Abortion: 'Ridiculous' that NI operates under 1861 termination law, says Lord David Steel
A peer who was responsible for liberalising abortion law in Britain has said it is "ridiculous" that Northern Ireland continues to operate under the 1861 legislation.
Unlike the rest of the UK, abortion is only permitted in Northern Ireland if a woman's life is at risk or there is a permanent or serious risk to her mental or physical health.
Lord David Steel said that by not changing the law in Northern Ireland, politicians were discriminating against women.
The Liberal Democrat peer told the BBC: "I think they've got to face up to the fact the law in NI is simply ridiculous.
"1861... it is time they came up at least to 1967, if not to 2016."
By introducing the 1967 Abortion Act to Britain, Lord Steel brought about an overhaul of the Victorian legislation.
The act legalised abortions to be performed by the NHS up to 28 weeks.
That was later reduced to 24 weeks in 1990.

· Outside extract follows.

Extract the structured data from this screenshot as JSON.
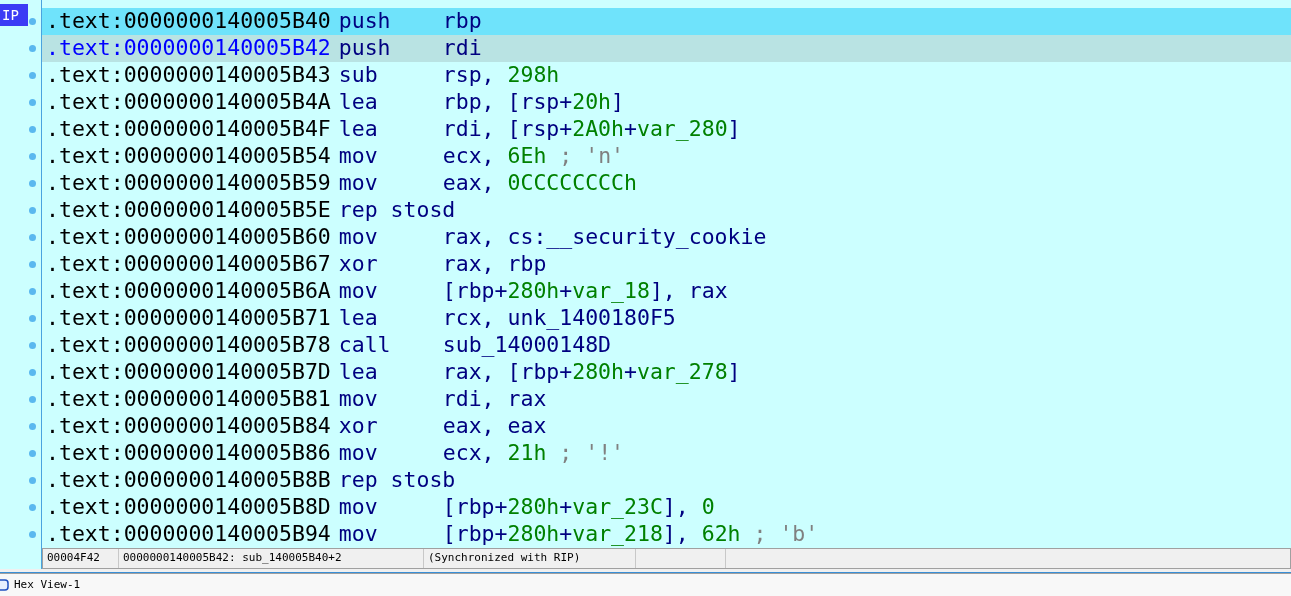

While Lord Steel acknowledges that it will always remain a controversial subject, he said it was shocking that Northern Ireland refused to change the law.
"I find it absolutely extraordinary that Northern Ireland doesn't, even in a small way, attempt to catch up with where we were in 1967," he said.
"Fifty years later is just incredible."
"I think politicians [in the House of Commons and the House of Lords] look slightly askance at those from Northern Ireland, and say: 'How can you possibly represent human rights in that territory if you allow your colleagues in Northern Ireland to constantly turn their backs on a sensible law?'"
But others disagree, including Baroness Nuala O'Loan, who hit back at Lord Steel's comments.
She said that the 1967 Abortion Act is not working in England.
"We are getting babies aborted who have cleft palates, a club foot," Baroness O'Loan said.
"We have seen the scandal of forms that are pre-signed to give consent to abortions.
"So clearly the 1967 act is not working in England.
"To translate it into Northern Ireland law would not, I don't think, be wise."
In 2014, Baroness O'Loan quit the British Medical Association's (BMA) ethics body over its stance on abortion.
She said she is "vehemently" against abortion and that Northern Ireland's legislation does not need to be changed.
"I don't think its a matter of women being treated differently," she said.
"I think it's a matter of society deciding what it wants to do.
"There is no human right to abortion, so that is the starting point.
The [European Court of Human Rights] in Strasbourg has said it is for countries to determine whether they wish to legislate to provide for abortion.
"Some countries have and some countries haven't. I believe abortion is wrong."
The anti-abortion charity, Life NI, has also said there is no need to redefine the boundaries of Northern Ireland's abortion law.